[Website and app data records]

━━━━━━━━━━━━━━━━━━━━━━━━━━━━━━

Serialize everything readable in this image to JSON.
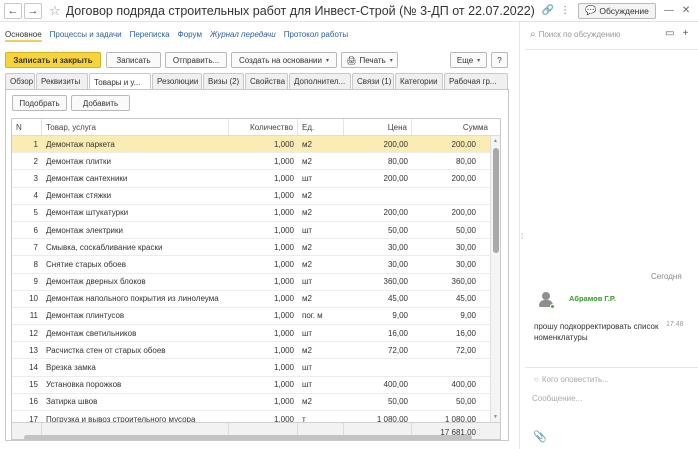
{
  "window": {
    "title": "Договор подряда строительных работ для Инвест-Строй (№ 3-ДП от 22.07.2022) (Внутре...",
    "back_icon": "←",
    "forward_icon": "→",
    "star_icon": "☆",
    "link_icon": "🔗",
    "more_icon": "⋮",
    "discussion_label": "Обсуждение",
    "discussion_icon": "💬",
    "minimize_icon": "—",
    "close_icon": "✕"
  },
  "nav": {
    "main": "Основное",
    "processes": "Процессы и задачи",
    "correspondence": "Переписка",
    "forum": "Форум",
    "log": "Журнал передачи",
    "protocol": "Протокол работы"
  },
  "toolbar": {
    "save_close": "Записать и закрыть",
    "save": "Записать",
    "send": "Отправить...",
    "create_based": "Создать на основании",
    "print": "Печать",
    "print_icon": "🖨",
    "more": "Еще",
    "help": "?",
    "dropdown_icon": "▾"
  },
  "tabs": [
    "Обзор",
    "Реквизиты",
    "Товары и у...",
    "Резолюции",
    "Визы (2)",
    "Свойства",
    "Дополнител...",
    "Связи (1)",
    "Категории",
    "Рабочая гр..."
  ],
  "subtoolbar": {
    "pick": "Подобрать",
    "add": "Добавить"
  },
  "table": {
    "headers": {
      "n": "N",
      "name": "Товар, услуга",
      "qty": "Количество",
      "unit": "Ед.",
      "price": "Цена",
      "sum": "Сумма"
    },
    "rows": [
      {
        "n": "1",
        "name": "Демонтаж паркета",
        "qty": "1,000",
        "unit": "м2",
        "price": "200,00",
        "sum": "200,00"
      },
      {
        "n": "2",
        "name": "Демонтаж плитки",
        "qty": "1,000",
        "unit": "м2",
        "price": "80,00",
        "sum": "80,00"
      },
      {
        "n": "3",
        "name": "Демонтаж сантехники",
        "qty": "1,000",
        "unit": "шт",
        "price": "200,00",
        "sum": "200,00"
      },
      {
        "n": "4",
        "name": "Демонтаж стяжки",
        "qty": "1,000",
        "unit": "м2",
        "price": "",
        "sum": ""
      },
      {
        "n": "5",
        "name": "Демонтаж штукатурки",
        "qty": "1,000",
        "unit": "м2",
        "price": "200,00",
        "sum": "200,00"
      },
      {
        "n": "6",
        "name": "Демонтаж электрики",
        "qty": "1,000",
        "unit": "шт",
        "price": "50,00",
        "sum": "50,00"
      },
      {
        "n": "7",
        "name": "Смывка, соскабливание краски",
        "qty": "1,000",
        "unit": "м2",
        "price": "30,00",
        "sum": "30,00"
      },
      {
        "n": "8",
        "name": "Снятие старых обоев",
        "qty": "1,000",
        "unit": "м2",
        "price": "30,00",
        "sum": "30,00"
      },
      {
        "n": "9",
        "name": "Демонтаж дверных блоков",
        "qty": "1,000",
        "unit": "шт",
        "price": "360,00",
        "sum": "360,00"
      },
      {
        "n": "10",
        "name": "Демонтаж напольного покрытия из линолеума",
        "qty": "1,000",
        "unit": "м2",
        "price": "45,00",
        "sum": "45,00"
      },
      {
        "n": "11",
        "name": "Демонтаж плинтусов",
        "qty": "1,000",
        "unit": "пог. м",
        "price": "9,00",
        "sum": "9,00"
      },
      {
        "n": "12",
        "name": "Демонтаж светильников",
        "qty": "1,000",
        "unit": "шт",
        "price": "16,00",
        "sum": "16,00"
      },
      {
        "n": "13",
        "name": "Расчистка стен от старых обоев",
        "qty": "1,000",
        "unit": "м2",
        "price": "72,00",
        "sum": "72,00"
      },
      {
        "n": "14",
        "name": "Врезка замка",
        "qty": "1,000",
        "unit": "шт",
        "price": "",
        "sum": ""
      },
      {
        "n": "15",
        "name": "Установка порожков",
        "qty": "1,000",
        "unit": "шт",
        "price": "400,00",
        "sum": "400,00"
      },
      {
        "n": "16",
        "name": "Затирка швов",
        "qty": "1,000",
        "unit": "м2",
        "price": "50,00",
        "sum": "50,00"
      },
      {
        "n": "17",
        "name": "Погрузка и вывоз строительного мусора",
        "qty": "1,000",
        "unit": "т",
        "price": "1 080,00",
        "sum": "1 080,00"
      }
    ],
    "total": "17 681,00",
    "scroll_up_icon": "▲",
    "scroll_down_icon": "▼"
  },
  "sidebar": {
    "search_placeholder": "Поиск по обсуждению",
    "search_icon": "⌕",
    "video_icon": "▭",
    "add_icon": "+",
    "splitter_icon": "⁞",
    "today": "Сегодня",
    "author": "Абрамов Г.Р.",
    "message": "прошу подкорректировать список номенклатуры",
    "time": "17:48",
    "notify_placeholder": "Кого оповестить...",
    "notify_icon": "○",
    "compose_placeholder": "Сообщение...",
    "attach_icon": "📎"
  }
}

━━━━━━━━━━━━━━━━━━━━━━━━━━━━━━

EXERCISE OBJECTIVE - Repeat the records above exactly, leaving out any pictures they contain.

ANSWER BOX -
Serialize everything readable in this image to JSON.
{
  "window": {
    "title": "Договор подряда строительных работ для Инвест-Строй (№ 3-ДП от 22.07.2022) (Внутре...",
    "back_icon": "←",
    "forward_icon": "→",
    "star_icon": "☆",
    "link_icon": "🔗",
    "more_icon": "⋮",
    "discussion_label": "Обсуждение",
    "discussion_icon": "💬",
    "minimize_icon": "—",
    "close_icon": "✕"
  },
  "nav": {
    "main": "Основное",
    "processes": "Процессы и задачи",
    "correspondence": "Переписка",
    "forum": "Форум",
    "log": "Журнал передачи",
    "protocol": "Протокол работы"
  },
  "toolbar": {
    "save_close": "Записать и закрыть",
    "save": "Записать",
    "send": "Отправить...",
    "create_based": "Создать на основании",
    "print": "Печать",
    "print_icon": "🖨",
    "more": "Еще",
    "help": "?",
    "dropdown_icon": "▾"
  },
  "tabs": [
    "Обзор",
    "Реквизиты",
    "Товары и у...",
    "Резолюции",
    "Визы (2)",
    "Свойства",
    "Дополнител...",
    "Связи (1)",
    "Категории",
    "Рабочая гр..."
  ],
  "subtoolbar": {
    "pick": "Подобрать",
    "add": "Добавить"
  },
  "table": {
    "headers": {
      "n": "N",
      "name": "Товар, услуга",
      "qty": "Количество",
      "unit": "Ед.",
      "price": "Цена",
      "sum": "Сумма"
    },
    "rows": [
      {
        "n": "1",
        "name": "Демонтаж паркета",
        "qty": "1,000",
        "unit": "м2",
        "price": "200,00",
        "sum": "200,00"
      },
      {
        "n": "2",
        "name": "Демонтаж плитки",
        "qty": "1,000",
        "unit": "м2",
        "price": "80,00",
        "sum": "80,00"
      },
      {
        "n": "3",
        "name": "Демонтаж сантехники",
        "qty": "1,000",
        "unit": "шт",
        "price": "200,00",
        "sum": "200,00"
      },
      {
        "n": "4",
        "name": "Демонтаж стяжки",
        "qty": "1,000",
        "unit": "м2",
        "price": "",
        "sum": ""
      },
      {
        "n": "5",
        "name": "Демонтаж штукатурки",
        "qty": "1,000",
        "unit": "м2",
        "price": "200,00",
        "sum": "200,00"
      },
      {
        "n": "6",
        "name": "Демонтаж электрики",
        "qty": "1,000",
        "unit": "шт",
        "price": "50,00",
        "sum": "50,00"
      },
      {
        "n": "7",
        "name": "Смывка, соскабливание краски",
        "qty": "1,000",
        "unit": "м2",
        "price": "30,00",
        "sum": "30,00"
      },
      {
        "n": "8",
        "name": "Снятие старых обоев",
        "qty": "1,000",
        "unit": "м2",
        "price": "30,00",
        "sum": "30,00"
      },
      {
        "n": "9",
        "name": "Демонтаж дверных блоков",
        "qty": "1,000",
        "unit": "шт",
        "price": "360,00",
        "sum": "360,00"
      },
      {
        "n": "10",
        "name": "Демонтаж напольного покрытия из линолеума",
        "qty": "1,000",
        "unit": "м2",
        "price": "45,00",
        "sum": "45,00"
      },
      {
        "n": "11",
        "name": "Демонтаж плинтусов",
        "qty": "1,000",
        "unit": "пог. м",
        "price": "9,00",
        "sum": "9,00"
      },
      {
        "n": "12",
        "name": "Демонтаж светильников",
        "qty": "1,000",
        "unit": "шт",
        "price": "16,00",
        "sum": "16,00"
      },
      {
        "n": "13",
        "name": "Расчистка стен от старых обоев",
        "qty": "1,000",
        "unit": "м2",
        "price": "72,00",
        "sum": "72,00"
      },
      {
        "n": "14",
        "name": "Врезка замка",
        "qty": "1,000",
        "unit": "шт",
        "price": "",
        "sum": ""
      },
      {
        "n": "15",
        "name": "Установка порожков",
        "qty": "1,000",
        "unit": "шт",
        "price": "400,00",
        "sum": "400,00"
      },
      {
        "n": "16",
        "name": "Затирка швов",
        "qty": "1,000",
        "unit": "м2",
        "price": "50,00",
        "sum": "50,00"
      },
      {
        "n": "17",
        "name": "Погрузка и вывоз строительного мусора",
        "qty": "1,000",
        "unit": "т",
        "price": "1 080,00",
        "sum": "1 080,00"
      }
    ],
    "total": "17 681,00",
    "scroll_up_icon": "▲",
    "scroll_down_icon": "▼"
  },
  "sidebar": {
    "search_placeholder": "Поиск по обсуждению",
    "search_icon": "⌕",
    "video_icon": "▭",
    "add_icon": "+",
    "splitter_icon": "⁞",
    "today": "Сегодня",
    "author": "Абрамов Г.Р.",
    "message": "прошу подкорректировать список номенклатуры",
    "time": "17:48",
    "notify_placeholder": "Кого оповестить...",
    "notify_icon": "○",
    "compose_placeholder": "Сообщение...",
    "attach_icon": "📎"
  }
}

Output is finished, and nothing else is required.